National Institutes of Health: Working under an NIH grant, Dr. Chung-Hyuk Park uses robots to help children with autism spectrum disorder learn how to tackle difficult social situations.
National Science Foundation: With a grant from NSF, Dr. Emilia Entcheva is developing a technique to expedite researchers' ability to observe electrical activity across cardiac cells, including activity that can cause arrhythmias (abnormal heart rhythms), which can be lethal.
National Gallery of Art: Dr. Murray Loew has a long-standing collaboration with the National Gallery of Art to develop imaging techniques that conservators at the Gallery can use to better determine the chemical composition of paints and binders used by some of the world’s great artists in order to restore their masterpieces.
National Institutes of Health: Working under an NIH grant, Dr. Luyao Lu is developing ultra-soft, wireless, implantable, cardiac tools and applying them to chronically study multiple cardiac properties and their links during heart failure, development, progression, and termination.
According to the Children’s National Health System, asthma is the leading, serious, chronic illness among children in the U.S., and it is the third-ranking cause of hospitalization for children under the age of 15.
Unfortunately, it also is often difﬁcult to diagnose—and the mechanisms by which people develop asthma, or by which an asthma attack will occur, are not well understood. However, Dr. Zhenyu Li hopes that his research team will be able to shed light on these mechanisms through a project they are conducting under a four-year National Institutes of Health grant.
Dr. Li and his research group use micro- and nano-technologies to build medical devices that can be used for biological research or for disease diagnosis. He has made signiﬁcant breakthroughs in designing “lab-on-a-chip” technologies to diagnose other diseases, and his current project builds on some of these previous successes.
“Asthma is a very complex condition, and there are a number of potential triggers for it, such as air pollution, smoke, exercise, pets, mold, and many others,” notes Dr. Li. “How the genetics of a particular individual and their behavior interact with the potential triggers is poorly understood.”
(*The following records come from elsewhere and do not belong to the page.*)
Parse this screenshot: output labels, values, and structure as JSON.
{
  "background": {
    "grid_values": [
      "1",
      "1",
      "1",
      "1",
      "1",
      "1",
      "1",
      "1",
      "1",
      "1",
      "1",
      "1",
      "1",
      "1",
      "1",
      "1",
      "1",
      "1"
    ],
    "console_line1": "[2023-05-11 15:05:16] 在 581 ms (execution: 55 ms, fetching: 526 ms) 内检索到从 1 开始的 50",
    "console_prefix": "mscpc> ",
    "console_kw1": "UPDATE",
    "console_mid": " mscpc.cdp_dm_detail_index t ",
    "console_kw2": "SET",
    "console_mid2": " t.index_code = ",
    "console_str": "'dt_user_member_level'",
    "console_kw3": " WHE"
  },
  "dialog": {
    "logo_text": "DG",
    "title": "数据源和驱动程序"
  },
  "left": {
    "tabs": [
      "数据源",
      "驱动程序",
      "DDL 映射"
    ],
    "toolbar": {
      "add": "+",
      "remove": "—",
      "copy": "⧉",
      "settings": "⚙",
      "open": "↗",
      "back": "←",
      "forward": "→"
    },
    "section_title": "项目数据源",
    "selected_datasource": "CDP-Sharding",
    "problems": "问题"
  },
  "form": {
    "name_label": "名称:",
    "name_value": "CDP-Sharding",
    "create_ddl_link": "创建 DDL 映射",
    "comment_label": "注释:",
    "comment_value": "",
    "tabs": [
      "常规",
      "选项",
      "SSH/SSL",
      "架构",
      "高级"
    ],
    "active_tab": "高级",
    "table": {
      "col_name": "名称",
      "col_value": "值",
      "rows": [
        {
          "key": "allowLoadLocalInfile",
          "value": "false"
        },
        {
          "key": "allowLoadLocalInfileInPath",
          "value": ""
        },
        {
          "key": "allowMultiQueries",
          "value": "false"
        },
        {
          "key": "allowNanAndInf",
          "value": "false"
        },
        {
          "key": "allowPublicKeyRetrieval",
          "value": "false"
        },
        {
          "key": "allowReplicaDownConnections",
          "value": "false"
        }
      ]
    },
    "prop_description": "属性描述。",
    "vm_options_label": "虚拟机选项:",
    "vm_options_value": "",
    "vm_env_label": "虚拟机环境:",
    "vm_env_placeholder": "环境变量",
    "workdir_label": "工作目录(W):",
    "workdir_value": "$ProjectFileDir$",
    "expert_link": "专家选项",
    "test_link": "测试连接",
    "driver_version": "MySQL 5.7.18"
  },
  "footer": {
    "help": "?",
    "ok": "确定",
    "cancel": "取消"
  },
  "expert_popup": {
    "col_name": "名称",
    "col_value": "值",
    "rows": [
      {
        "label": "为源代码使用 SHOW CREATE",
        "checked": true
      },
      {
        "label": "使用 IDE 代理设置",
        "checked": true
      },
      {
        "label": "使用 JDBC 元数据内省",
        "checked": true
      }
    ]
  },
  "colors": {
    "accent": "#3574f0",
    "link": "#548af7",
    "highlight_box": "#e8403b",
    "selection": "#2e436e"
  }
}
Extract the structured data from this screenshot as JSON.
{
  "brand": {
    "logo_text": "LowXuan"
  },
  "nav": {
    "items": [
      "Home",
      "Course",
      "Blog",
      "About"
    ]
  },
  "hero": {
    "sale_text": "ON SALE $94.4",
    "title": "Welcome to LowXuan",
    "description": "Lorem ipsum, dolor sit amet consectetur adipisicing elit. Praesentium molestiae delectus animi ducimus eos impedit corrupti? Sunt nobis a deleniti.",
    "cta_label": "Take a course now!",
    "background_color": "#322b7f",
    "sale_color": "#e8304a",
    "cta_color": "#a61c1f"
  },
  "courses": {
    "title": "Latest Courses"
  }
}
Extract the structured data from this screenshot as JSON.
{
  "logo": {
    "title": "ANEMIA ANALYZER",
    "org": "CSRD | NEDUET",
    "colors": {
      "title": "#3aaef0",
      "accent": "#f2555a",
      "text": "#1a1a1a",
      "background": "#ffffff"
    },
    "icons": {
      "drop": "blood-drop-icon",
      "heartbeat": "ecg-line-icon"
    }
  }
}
No research tools exist currently to allow researchers to objectively quantify the environmental factors with behaviors and biological response. To remedy this, Dr. Li’s team plans to deploy wearable and portable sensors into the daily life of the children who participate in this study to monitor their activity levels and their exposure to environmental triggers.
Because it is not possible to build a sensor that can monitor all the potential triggers of asthma, Dr. Li’s team is developing two sensors to monitor air pollution gases in the environment. The wearable sensor monitors formaldehyde—which is found in carpets, paints, tobacco smoke, and gas engine exhaust—and the ambient temperature and humidity. The portable sensor monitors ozone and nitrogen dioxide.
Dr. Li cautions that the sensors are not being developed for commercial use. “This is a research tool. Our goal is to develop a deployable sensor set for pediatric asthma researchers to use in their clinical studies,” he explains.
The team already has developed the prototypes for both the wearable and portable sensors, and they have tested the sensors’ performance in the labs. The sensors have performed well, detecting the relevant concentration ranges for the target gases that are normally present in a city environment. Now the team is working with participants in the study to test the sensors’ usability and their performance outside the lab. Dr. Li collaborates on this project with Dr. Mona Zaghloul of the Department of Electrical and Computer Engineering, and Dr. Dinesh Pillai of the Department of Pediatrics and Integrative Systems Biology and Children’s National Medical Center.